The board also decided to bring back the Champions Trophy, which was stopped after the 2017 edition. Former ICC CEO Dave Richardson said in 2018 that the tournament would clash with the 13-team ODI Super League. In the past, too, Full Member boards like the BCCI had said they did not want a Champions Trophy because it would hurt their bilateral revenues. So what made the ICC board bring back the tournament?
It provides a high-quality event in the ODI format at a time when there's a lot of T20 cricket. The only reason it was discontinued between 2019 and 2023 was to create the opportunity for a T20 World Cup every two years. We had a very successful Champions Trophy in 2017 from all measures - whether it was on-field, attendance, ratings.
It was a question of whether that event in the calendar added to the ODI pathway, which we felt it did. Again, it's the same format: eight teams, two groups of four - so a short, sharp, high-quality ODI event. It provides a focal point for that format between World Cups.
So what happens to the ODI Super League now?
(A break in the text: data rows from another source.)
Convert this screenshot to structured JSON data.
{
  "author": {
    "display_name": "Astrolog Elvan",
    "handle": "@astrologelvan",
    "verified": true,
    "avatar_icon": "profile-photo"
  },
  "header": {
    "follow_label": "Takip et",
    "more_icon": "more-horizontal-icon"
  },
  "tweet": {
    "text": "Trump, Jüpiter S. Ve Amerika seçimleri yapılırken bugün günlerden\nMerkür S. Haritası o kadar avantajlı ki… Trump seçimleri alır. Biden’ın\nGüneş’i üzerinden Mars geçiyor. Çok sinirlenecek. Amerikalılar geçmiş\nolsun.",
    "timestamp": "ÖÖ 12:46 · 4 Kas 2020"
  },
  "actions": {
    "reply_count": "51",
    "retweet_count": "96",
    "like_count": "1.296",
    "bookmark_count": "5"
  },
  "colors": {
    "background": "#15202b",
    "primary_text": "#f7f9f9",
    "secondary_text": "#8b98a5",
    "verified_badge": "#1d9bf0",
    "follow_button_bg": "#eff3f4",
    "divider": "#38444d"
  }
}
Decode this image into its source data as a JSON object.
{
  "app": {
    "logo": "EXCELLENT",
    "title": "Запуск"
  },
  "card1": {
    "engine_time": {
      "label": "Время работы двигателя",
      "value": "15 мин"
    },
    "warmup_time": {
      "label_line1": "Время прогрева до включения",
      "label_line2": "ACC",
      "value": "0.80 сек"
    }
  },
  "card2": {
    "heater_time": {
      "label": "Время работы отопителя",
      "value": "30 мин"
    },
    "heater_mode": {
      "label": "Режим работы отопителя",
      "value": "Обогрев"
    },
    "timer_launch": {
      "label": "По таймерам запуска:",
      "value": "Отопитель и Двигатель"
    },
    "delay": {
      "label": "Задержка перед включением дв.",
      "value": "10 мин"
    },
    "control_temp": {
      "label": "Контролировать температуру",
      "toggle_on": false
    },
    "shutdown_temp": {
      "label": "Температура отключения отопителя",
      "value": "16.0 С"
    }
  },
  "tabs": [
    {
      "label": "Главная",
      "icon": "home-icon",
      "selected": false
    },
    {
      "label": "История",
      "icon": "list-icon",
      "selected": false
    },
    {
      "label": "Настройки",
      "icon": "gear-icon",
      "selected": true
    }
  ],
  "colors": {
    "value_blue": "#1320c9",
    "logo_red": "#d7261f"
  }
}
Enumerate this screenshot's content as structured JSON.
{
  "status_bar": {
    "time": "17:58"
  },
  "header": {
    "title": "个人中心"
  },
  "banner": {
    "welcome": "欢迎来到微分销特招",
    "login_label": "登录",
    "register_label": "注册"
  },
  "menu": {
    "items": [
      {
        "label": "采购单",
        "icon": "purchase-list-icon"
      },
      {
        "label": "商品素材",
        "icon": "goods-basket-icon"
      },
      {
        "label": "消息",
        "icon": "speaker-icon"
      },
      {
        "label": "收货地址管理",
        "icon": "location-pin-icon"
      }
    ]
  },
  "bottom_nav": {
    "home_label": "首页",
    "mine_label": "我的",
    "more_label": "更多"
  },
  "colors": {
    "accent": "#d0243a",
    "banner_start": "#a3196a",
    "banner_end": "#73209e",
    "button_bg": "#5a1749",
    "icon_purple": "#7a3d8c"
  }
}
Like the Test championship, the ODI Super League is one of those points of discussion with the members around the next FTP. The ODI Super League was about to start pretty much at the time that Covid struck and it's been significantly disrupted. As we push towards the  ODI World Cup and series start happening on a more frequent basis, the context around those matches will be important. Eight teams out of 13 are qualifying for a ten-team World Cup in India in 2023. What it looks like qualifying for a 14-team World Cup in 2027 still needs to be decided.
Can you talk about the removal of the bidding process to determine the hosts for global events? It appeared as if the ICC had made a u-turn on what had been originally agreed in October 2019?
The hosts' [selection] process is now underway. The most important part was finalising the calendar of events and the time of year in which those events would be played. What we have asked for is a preliminary technical submission. Which events is a particular member interested in hosting? Do they plan on hosting it on their own? Are they planning on hosting it in combination with another member country? Which venues are they proposing to use?
The reason that finalising the calendar was important was because the number of matches and the length of the tournament has a knock-on effect on the number of venues used. The number of matches in the ODI World Cup and the T20 World Cup are quite high - 54 and 55 matches respectively. That's going to take hosts with a fair degree of venue infrastructure to deliver those tournaments. With more teams, that also means training facilities and everything else. So there are going to be other events better suited to countries with a small number of venues.
The Champions Trophy is potentially where venues are much more manageable, from the point of view of a host. We will get these preliminary submissions, look at the time of year, and how suitable playing cricket is at that time of year for each of the countries. Then we will invite a small number to put together a detailed submission, including all the necessary commitments a host needs to make to the ICC. Then the board will make a decision in September.
This process is for men's events?
Yeah. The process has started for the eight senior men's events. For women's events, Under-19s, Test championship finals, the process will kick off later in the year.
So there will be no bidding process for the men's events?
Each interested country will be invited to put in a submission. In terms of bidding, if you're saying, putting together the best proposal or the best submission, then yes, absolutely [there is bidding]. If you're implying it's just whoever gives the most money, that will not be the case. That's not dissimilar to what happened in 2006, when potential hosts for the cycle from 2007 to 2015 needed to put in submissions.